TN: Yeah, he’s seen the show. He wrote me a really wonderful letter after it came out. He loved it. He and my brother and my whole family thought it was awesome. [Babbling noises.]

CP: I think I hear a baby in the background there.

TN: You do. There are two five-month old babies that are ready to walk but they don’t realize they have several more months to wait.

CP: Motherhood has been a big dream of yours for a while. How did the babies finally come into the world? Did you use a surrogate?

TN: A surrogate, yeah.

CP: In addition to having babies, you got married in the past year, right?

TN: Yeah. We just celebrated our one-year anniversary at the end of October. We went back to my hometown in Mississippi to celebrate, and we brought the babies with us for my Mississippi and Louisiana family members to meet them. We had a great time.

CP: What are you looking forward to for the boys’ first Christmas?

TN: I used to be kind of neutral about the holidays, and then when I married Stephanie, she’s just like the epitome of the annoying -- I don’t find her annoying -- person that loves to decorate. I think I’m just excited to have the full-on holiday experiences with the babies and passing their six-month-old bodies around the Christmas tree. My family and friends are pretty obsessed with the babies, so it’s going to be fun to everyone’s reaction to them in their little Christmas outfits.

CP: Do the boys have distinct personalities or are they still emerging?

TN: I think they had distinct personalities in the first couple of weeks. I know that sounds utterly insane, but I really could tell, and it’s still pretty similar to how they came out into the world. They’re very different. They’re fraternal twins, so it’s basically brothers that were born six minutes apart.

CP: What’s the grossest part of being a mom?

TN: I think the obvious of diapers. You sure get some pretty gross surprises on a daily basis. But I guess that wasn’t a surprise. It’s been actually pretty great. They’re sleeping through the night. They’re pretty happy and easy. Like I said, they’re really getting anxious and ready to walk and move and they just aren’t old enough so they have so much energy and excitement and interest in everything.

CP: And how is your health?

TN: My health is great as far as I know. I still go in every three months or so and get checked out. Everything’s been good so far.

CP: What topics will you be touching on in your standup on this tour?

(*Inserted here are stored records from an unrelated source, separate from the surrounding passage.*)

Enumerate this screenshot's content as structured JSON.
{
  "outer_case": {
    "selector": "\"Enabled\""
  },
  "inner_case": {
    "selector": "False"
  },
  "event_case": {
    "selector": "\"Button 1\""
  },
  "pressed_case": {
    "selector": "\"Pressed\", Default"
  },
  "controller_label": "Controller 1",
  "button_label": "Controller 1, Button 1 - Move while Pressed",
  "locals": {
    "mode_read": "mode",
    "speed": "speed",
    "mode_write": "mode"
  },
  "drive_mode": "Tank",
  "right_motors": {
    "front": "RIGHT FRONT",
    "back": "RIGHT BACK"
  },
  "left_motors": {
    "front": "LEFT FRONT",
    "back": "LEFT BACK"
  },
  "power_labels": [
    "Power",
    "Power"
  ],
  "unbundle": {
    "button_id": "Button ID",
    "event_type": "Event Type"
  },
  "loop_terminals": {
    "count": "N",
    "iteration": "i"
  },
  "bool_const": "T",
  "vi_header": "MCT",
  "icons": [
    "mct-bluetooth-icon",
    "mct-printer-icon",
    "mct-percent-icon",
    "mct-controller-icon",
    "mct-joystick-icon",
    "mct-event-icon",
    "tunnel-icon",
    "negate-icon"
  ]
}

TN: Everyday stuff. Family. Music. Some stories from my past. I think there’s everything in there. I also do a lot of improvisational comedy, so sometimes I don’t really know what will be happening in my show. I think that’s what kind of keeps it a little fresh for me.

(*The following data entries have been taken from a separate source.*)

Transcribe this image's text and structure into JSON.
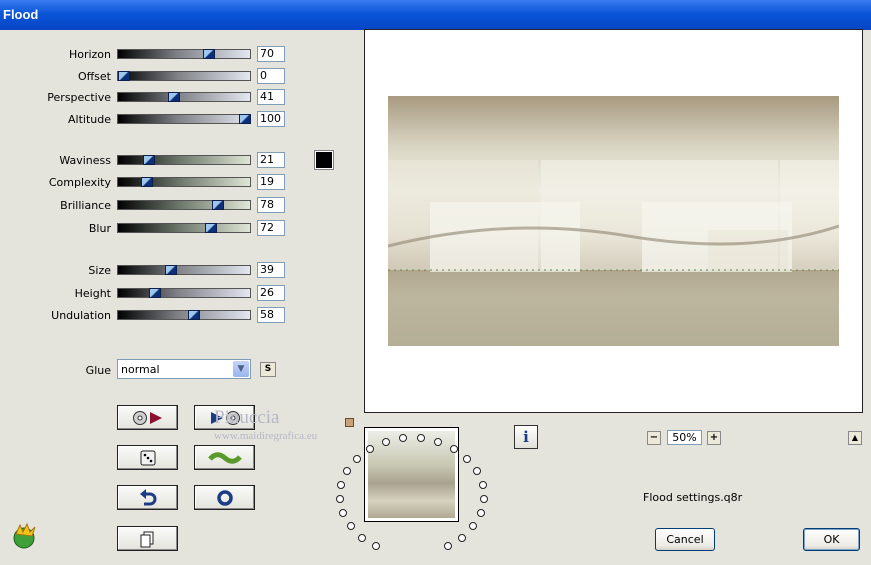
{
  "window": {
    "title": "Flood"
  },
  "sliders": [
    {
      "label": "Horizon",
      "value": "70",
      "style": "blue"
    },
    {
      "label": "Offset",
      "value": "0",
      "style": "blue"
    },
    {
      "label": "Perspective",
      "value": "41",
      "style": "blue"
    },
    {
      "label": "Altitude",
      "value": "100",
      "style": "blue"
    },
    {
      "label": "Waviness",
      "value": "21",
      "style": "green"
    },
    {
      "label": "Complexity",
      "value": "19",
      "style": "green"
    },
    {
      "label": "Brilliance",
      "value": "78",
      "style": "green"
    },
    {
      "label": "Blur",
      "value": "72",
      "style": "green"
    },
    {
      "label": "Size",
      "value": "39",
      "style": "blue"
    },
    {
      "label": "Height",
      "value": "26",
      "style": "blue"
    },
    {
      "label": "Undulation",
      "value": "58",
      "style": "blue"
    }
  ],
  "color_swatch": "#000000",
  "glue": {
    "label": "Glue",
    "value": "normal",
    "s_label": "S"
  },
  "watermark": {
    "name": "Pinuccia",
    "url": "www.maidiregrafica.eu"
  },
  "zoom": {
    "value": "50%",
    "minus": "−",
    "plus": "+"
  },
  "info_label": "i",
  "settings_file": "Flood settings.q8r",
  "buttons": {
    "cancel": "Cancel",
    "ok": "OK"
  },
  "accent": "#0a55d8"
}
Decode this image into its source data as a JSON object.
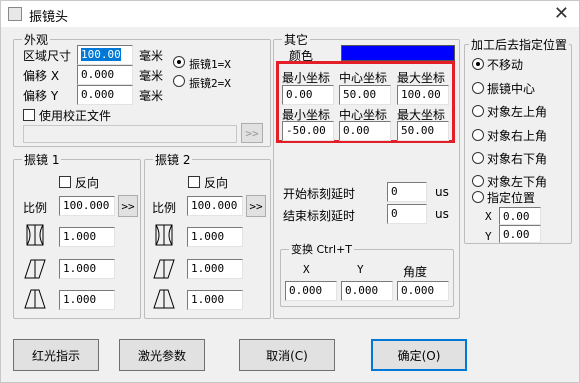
{
  "window": {
    "title": "振镜头"
  },
  "appearance": {
    "legend": "外观",
    "area_label": "区域尺寸",
    "area_value": "100.00",
    "offset_x_label": "偏移 X",
    "offset_x_value": "0.000",
    "offset_y_label": "偏移 Y",
    "offset_y_value": "0.000",
    "unit1": "毫米",
    "unit2": "毫米",
    "unit3": "毫米",
    "radio1": "振镜1=X",
    "radio2": "振镜2=X",
    "correction_label": "使用校正文件",
    "correction_path": "",
    "browse_label": ">>"
  },
  "mirror1": {
    "legend": "振镜 1",
    "reverse_label": "反向",
    "ratio_label": "比例",
    "ratio_value": "100.000",
    "btn_label": ">>",
    "v1": "1.000",
    "v2": "1.000",
    "v3": "1.000"
  },
  "mirror2": {
    "legend": "振镜 2",
    "reverse_label": "反向",
    "ratio_label": "比例",
    "ratio_value": "100.000",
    "btn_label": ">>",
    "v1": "1.000",
    "v2": "1.000",
    "v3": "1.000"
  },
  "other": {
    "legend": "其它",
    "color_label": "颜色",
    "color_value": "#0000ff",
    "min_label": "最小坐标",
    "center_label": "中心坐标",
    "max_label": "最大坐标",
    "row1_min": "0.00",
    "row1_center": "50.00",
    "row1_max": "100.00",
    "row2_min": "-50.00",
    "row2_center": "0.00",
    "row2_max": "50.00",
    "start_delay_label": "开始标刻延时",
    "start_delay_value": "0",
    "end_delay_label": "结束标刻延时",
    "end_delay_value": "0",
    "unit_us1": "us",
    "unit_us2": "us"
  },
  "transform": {
    "legend": "变换  Ctrl+T",
    "x_label": "X",
    "y_label": "Y",
    "angle_label": "角度",
    "x_value": "0.000",
    "y_value": "0.000",
    "angle_value": "0.000"
  },
  "position": {
    "legend": "加工后去指定位置",
    "options": [
      "不移动",
      "振镜中心",
      "对象左上角",
      "对象右上角",
      "对象右下角",
      "对象左下角",
      "指定位置"
    ],
    "x_label": "X",
    "y_label": "Y",
    "x_value": "0.00",
    "y_value": "0.00"
  },
  "buttons": {
    "red_light": "红光指示",
    "laser_params": "激光参数",
    "cancel": "取消(C)",
    "ok": "确定(O)"
  },
  "colors": {
    "accent": "#0078d7",
    "highlight": "#e41e26"
  }
}
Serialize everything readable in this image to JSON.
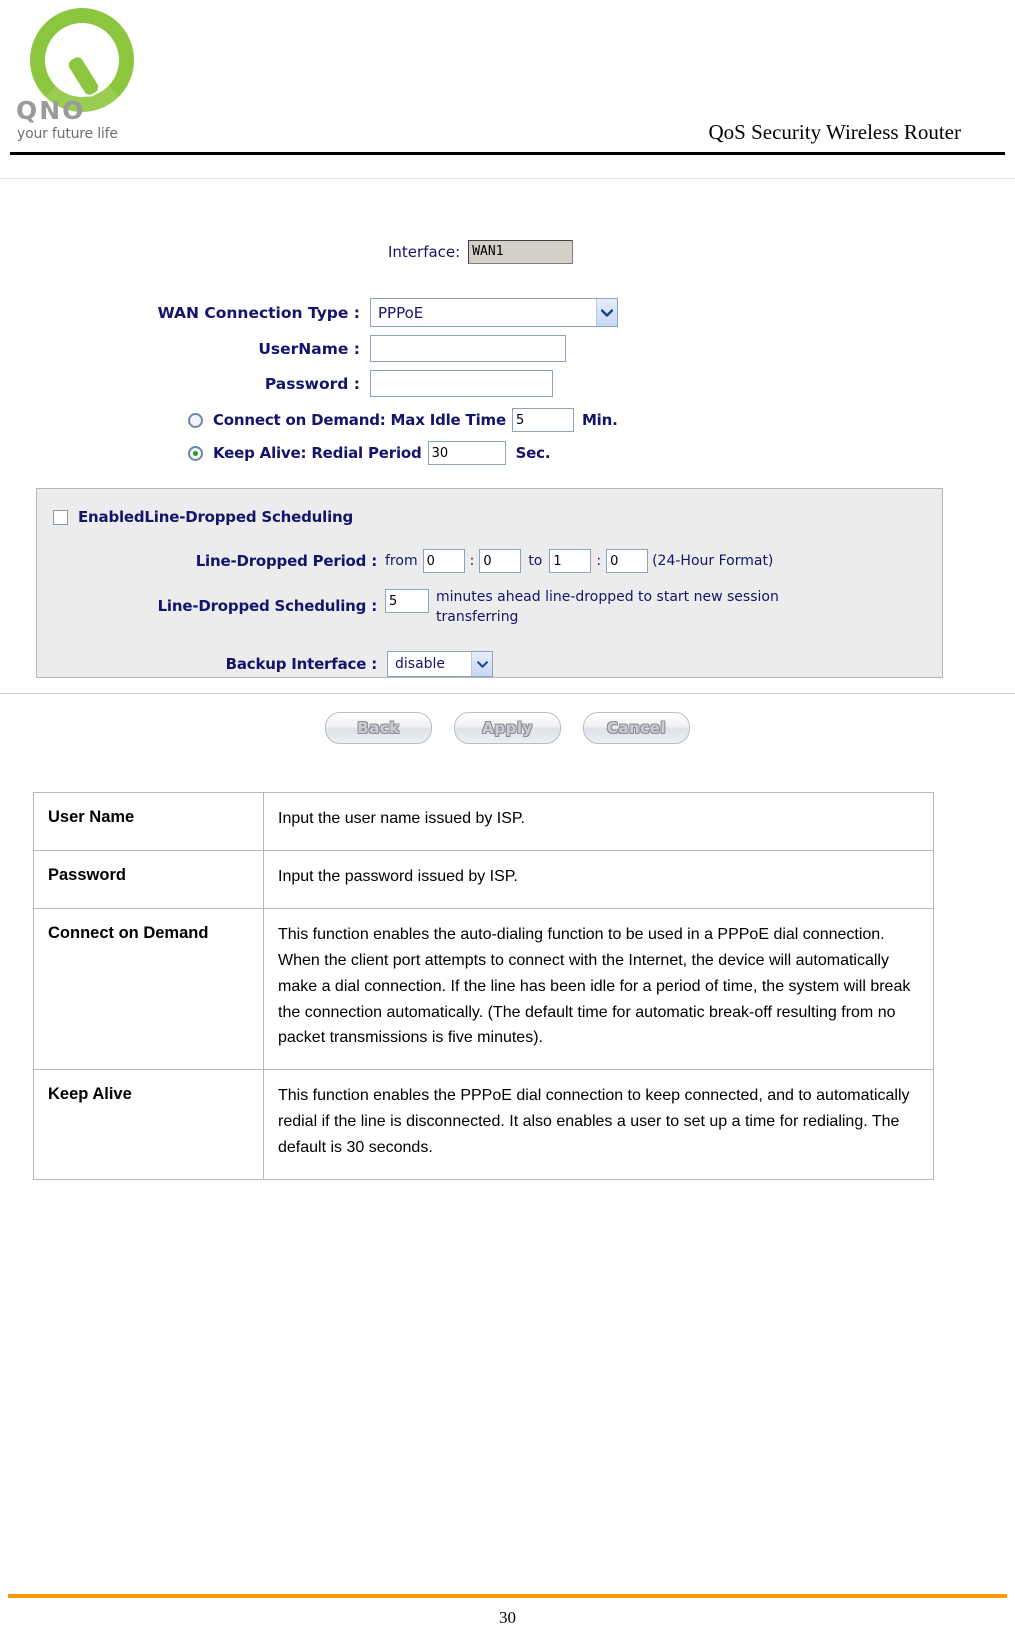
{
  "header": {
    "title": "QoS Security Wireless Router",
    "logo_word": "QNO",
    "logo_tagline": "your future life"
  },
  "screenshot": {
    "interface": {
      "label": "Interface:",
      "value": "WAN1"
    },
    "wan_connection_type": {
      "label": "WAN  Connection Type :",
      "value": "PPPoE"
    },
    "username": {
      "label": "UserName :",
      "value": "",
      "placeholder": ""
    },
    "password": {
      "label": "Password :",
      "value": "",
      "placeholder": ""
    },
    "connect_on_demand": {
      "label": "Connect on Demand: Max Idle Time",
      "value": "5",
      "unit": "Min.",
      "selected": false
    },
    "keep_alive": {
      "label": "Keep Alive: Redial Period",
      "value": "30",
      "unit": "Sec.",
      "selected": true
    },
    "scheduling": {
      "enable_label": "EnabledLine-Dropped Scheduling",
      "enabled": false,
      "period_label": "Line-Dropped Period :",
      "from_word": "from",
      "to_word": "to",
      "from_hour": "0",
      "from_min": "0",
      "to_hour": "1",
      "to_min": "0",
      "format_note": "(24-Hour Format)",
      "sched_label": "Line-Dropped Scheduling :",
      "sched_value": "5",
      "sched_note_line1": "minutes ahead line-dropped to start new session",
      "sched_note_line2": "transferring",
      "backup_label": "Backup Interface :",
      "backup_value": "disable"
    },
    "buttons": {
      "back": "Back",
      "apply": "Apply",
      "cancel": "Cancel"
    }
  },
  "table": {
    "rows": [
      {
        "key": "User Name",
        "value": "Input the user name issued by ISP."
      },
      {
        "key": "Password",
        "value": "Input the password issued by ISP."
      },
      {
        "key": "Connect on Demand",
        "value": "This function enables the auto-dialing function to be used in a PPPoE dial connection. When the client port attempts to connect with the Internet, the device will automatically make a dial connection. If the line has been idle for a period of time, the system will break the connection automatically. (The default time for automatic break-off resulting from no packet transmissions is five minutes)."
      },
      {
        "key": "Keep Alive",
        "value": "This function enables the PPPoE dial connection to keep connected, and to automatically redial if the line is disconnected. It also enables a user to set up a time for redialing. The default is 30 seconds."
      }
    ]
  },
  "footer": {
    "page_number": "30"
  },
  "colors": {
    "accent_orange": "#f79a08",
    "logo_green": "#8cc63e",
    "form_label_blue": "#14146b",
    "panel_gray": "#ececec"
  }
}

CP: The way that you can do comedy on the fly really makes you stand out from other comics. Has that always been your style?

TN: I would say in the first couple of years of my career I started playing with it a little bit. I always really appreciated Joan Rivers and Paula Poundstone, people that were really good at things off-the-cuff. I think, like any other muscle, I got better at it as I continued to work at it.

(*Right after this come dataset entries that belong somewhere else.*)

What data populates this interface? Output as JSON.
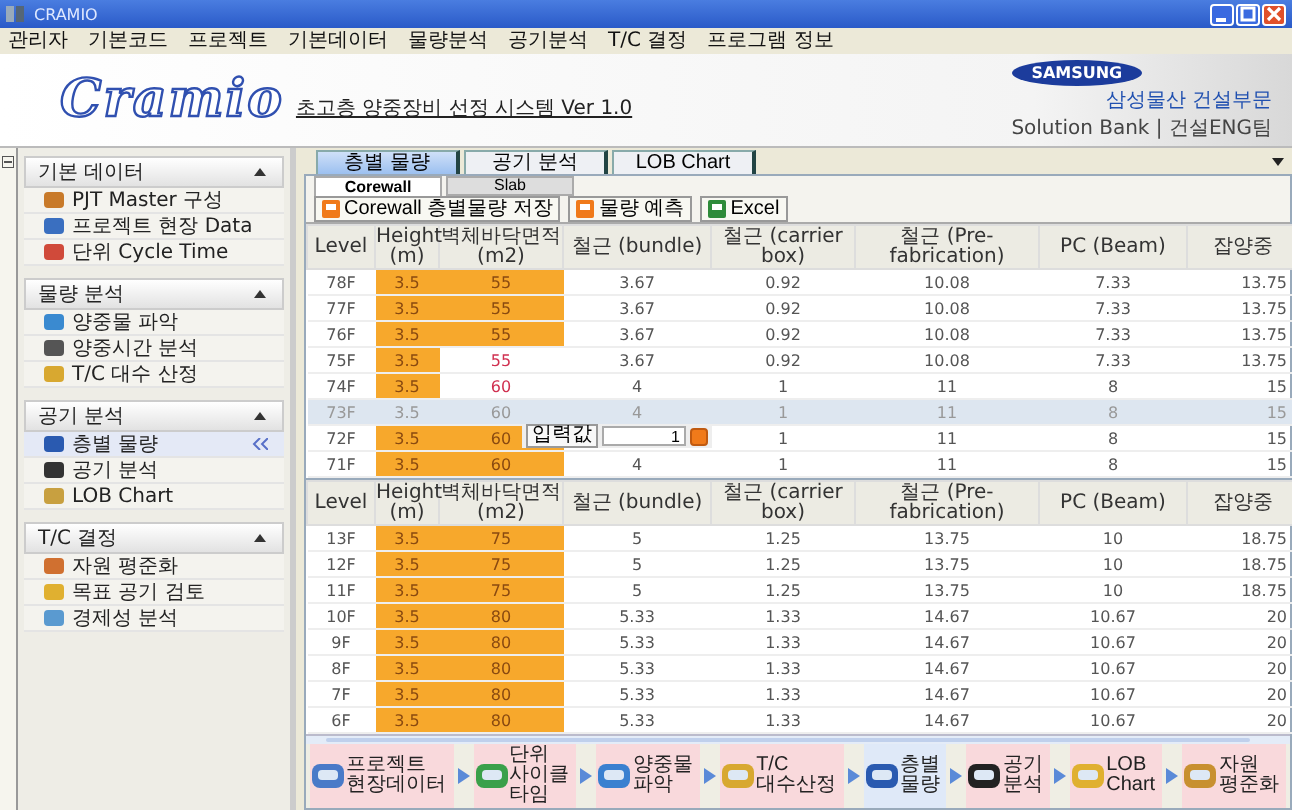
{
  "window": {
    "title": "CRAMIO"
  },
  "menu": [
    "관리자",
    "기본코드",
    "프로젝트",
    "기본데이터",
    "물량분석",
    "공기분석",
    "T/C 결정",
    "프로그램 정보"
  ],
  "header": {
    "logo": "Cramio",
    "subtitle": "초고층 양중장비 선정 시스템  Ver 1.0",
    "brand": "SAMSUNG",
    "company": "삼성물산 건설부문",
    "tagline": "Solution Bank | 건설ENG팀"
  },
  "sidebar": [
    {
      "title": "기본 데이터",
      "expanded": true,
      "items": [
        {
          "label": "PJT Master 구성",
          "selected": false
        },
        {
          "label": "프로젝트 현장 Data",
          "selected": false
        },
        {
          "label": "단위 Cycle Time",
          "selected": false
        }
      ]
    },
    {
      "title": "물량 분석",
      "expanded": true,
      "items": [
        {
          "label": "양중물 파악",
          "selected": false
        },
        {
          "label": "양중시간 분석",
          "selected": false
        },
        {
          "label": "T/C 대수 산정",
          "selected": false
        }
      ]
    },
    {
      "title": "공기 분석",
      "expanded": true,
      "items": [
        {
          "label": "층별 물량",
          "selected": true
        },
        {
          "label": "공기 분석",
          "selected": false
        },
        {
          "label": "LOB Chart",
          "selected": false
        }
      ]
    },
    {
      "title": "T/C 결정",
      "expanded": true,
      "items": [
        {
          "label": "자원 평준화",
          "selected": false
        },
        {
          "label": "목표 공기 검토",
          "selected": false
        },
        {
          "label": "경제성 분석",
          "selected": false
        }
      ]
    }
  ],
  "tabs": [
    {
      "label": "층별 물량",
      "selected": true
    },
    {
      "label": "공기 분석",
      "selected": false
    },
    {
      "label": "LOB Chart",
      "selected": false
    }
  ],
  "subtabs": [
    {
      "label": "Corewall",
      "selected": true
    },
    {
      "label": "Slab",
      "selected": false
    }
  ],
  "toolbar": [
    "Corewall 층별물량 저장",
    "물량 예측",
    "Excel"
  ],
  "upper_columns": [
    {
      "label": "Level"
    },
    {
      "label": "Height",
      "unit": "(m)"
    },
    {
      "label": "벽체바닥면적",
      "unit": "(m2)"
    },
    {
      "label": "철근 (bundle)"
    },
    {
      "label": "철근 (carrier box)"
    },
    {
      "label": "철근 (Pre-fabrication)"
    },
    {
      "label": "PC (Beam)"
    },
    {
      "label": "잡양중"
    }
  ],
  "lower_columns": [
    {
      "label": "Level"
    },
    {
      "label": "Height",
      "unit": "(m)"
    },
    {
      "label": "벽체바닥면적",
      "unit": "(m2)"
    },
    {
      "label": "철근 (bundle)"
    },
    {
      "label": "철근 (carrier box)"
    },
    {
      "label": "철근 (Pre-fabrication)"
    },
    {
      "label": "PC (Beam)"
    },
    {
      "label": "잡양중"
    }
  ],
  "upper_rows": [
    {
      "cells": [
        "78F",
        "3.5",
        "55",
        "3.67",
        "0.92",
        "10.08",
        "7.33",
        "13.75"
      ],
      "height_highlight": true,
      "area_highlight": true,
      "area_alert": false,
      "selected": false
    },
    {
      "cells": [
        "77F",
        "3.5",
        "55",
        "3.67",
        "0.92",
        "10.08",
        "7.33",
        "13.75"
      ],
      "height_highlight": true,
      "area_highlight": true,
      "area_alert": false,
      "selected": false
    },
    {
      "cells": [
        "76F",
        "3.5",
        "55",
        "3.67",
        "0.92",
        "10.08",
        "7.33",
        "13.75"
      ],
      "height_highlight": true,
      "area_highlight": true,
      "area_alert": false,
      "selected": false
    },
    {
      "cells": [
        "75F",
        "3.5",
        "55",
        "3.67",
        "0.92",
        "10.08",
        "7.33",
        "13.75"
      ],
      "height_highlight": true,
      "area_highlight": false,
      "area_alert": true,
      "selected": false
    },
    {
      "cells": [
        "74F",
        "3.5",
        "60",
        "4",
        "1",
        "11",
        "8",
        "15"
      ],
      "height_highlight": true,
      "area_highlight": false,
      "area_alert": true,
      "selected": false
    },
    {
      "cells": [
        "73F",
        "3.5",
        "60",
        "4",
        "1",
        "11",
        "8",
        "15"
      ],
      "height_highlight": false,
      "area_highlight": false,
      "area_alert": false,
      "selected": true
    },
    {
      "cells": [
        "72F",
        "3.5",
        "60",
        "",
        "1",
        "11",
        "8",
        "15"
      ],
      "height_highlight": true,
      "area_highlight": true,
      "area_alert": false,
      "selected": false
    },
    {
      "cells": [
        "71F",
        "3.5",
        "60",
        "4",
        "1",
        "11",
        "8",
        "15"
      ],
      "height_highlight": true,
      "area_highlight": true,
      "area_alert": false,
      "selected": false
    }
  ],
  "popup": {
    "label": "입력값",
    "value": "1"
  },
  "lower_rows": [
    {
      "cells": [
        "13F",
        "3.5",
        "75",
        "5",
        "1.25",
        "13.75",
        "10",
        "18.75"
      ],
      "height_highlight": true,
      "area_highlight": true,
      "area_alert": false,
      "selected": false
    },
    {
      "cells": [
        "12F",
        "3.5",
        "75",
        "5",
        "1.25",
        "13.75",
        "10",
        "18.75"
      ],
      "height_highlight": true,
      "area_highlight": true,
      "area_alert": false,
      "selected": false
    },
    {
      "cells": [
        "11F",
        "3.5",
        "75",
        "5",
        "1.25",
        "13.75",
        "10",
        "18.75"
      ],
      "height_highlight": true,
      "area_highlight": true,
      "area_alert": false,
      "selected": false
    },
    {
      "cells": [
        "10F",
        "3.5",
        "80",
        "5.33",
        "1.33",
        "14.67",
        "10.67",
        "20"
      ],
      "height_highlight": true,
      "area_highlight": true,
      "area_alert": false,
      "selected": false
    },
    {
      "cells": [
        "9F",
        "3.5",
        "80",
        "5.33",
        "1.33",
        "14.67",
        "10.67",
        "20"
      ],
      "height_highlight": true,
      "area_highlight": true,
      "area_alert": false,
      "selected": false
    },
    {
      "cells": [
        "8F",
        "3.5",
        "80",
        "5.33",
        "1.33",
        "14.67",
        "10.67",
        "20"
      ],
      "height_highlight": true,
      "area_highlight": true,
      "area_alert": false,
      "selected": false
    },
    {
      "cells": [
        "7F",
        "3.5",
        "80",
        "5.33",
        "1.33",
        "14.67",
        "10.67",
        "20"
      ],
      "height_highlight": true,
      "area_highlight": true,
      "area_alert": false,
      "selected": false
    },
    {
      "cells": [
        "6F",
        "3.5",
        "80",
        "5.33",
        "1.33",
        "14.67",
        "10.67",
        "20"
      ],
      "height_highlight": true,
      "area_highlight": true,
      "area_alert": false,
      "selected": false
    }
  ],
  "flow": [
    {
      "label": "프로젝트 현장데이터",
      "selected": false
    },
    {
      "label": "단위 사이클 타임",
      "selected": false
    },
    {
      "label": "양중물 파악",
      "selected": false
    },
    {
      "label": "T/C 대수산정",
      "selected": false
    },
    {
      "label": "층별 물량",
      "selected": true
    },
    {
      "label": "공기 분석",
      "selected": false
    },
    {
      "label": "LOB Chart",
      "selected": false
    },
    {
      "label": "자원 평준화",
      "selected": false
    }
  ]
}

CP: You’ve done a book, TV, movies, documentaries. What’s left on your bucket list of professional goals?

TN: I think I’d like to do another book and another special eventually. I feel really lucky. I absolutely love my TV show. I kind of have everything. I think just maintaining all the good and keeping myself generating more material; I think that’s kind of key. Other than that, I’m not quite sure. It’s hard to focus too much in that direction when the babies are kind of the main focus right now. I’m hoping they will end up happy, well-adjusted, healthy little people.

IF YOU GO:

Tig Notaro
Skyway Theater
8 p.m. Sunday, December 18
$35, $29.50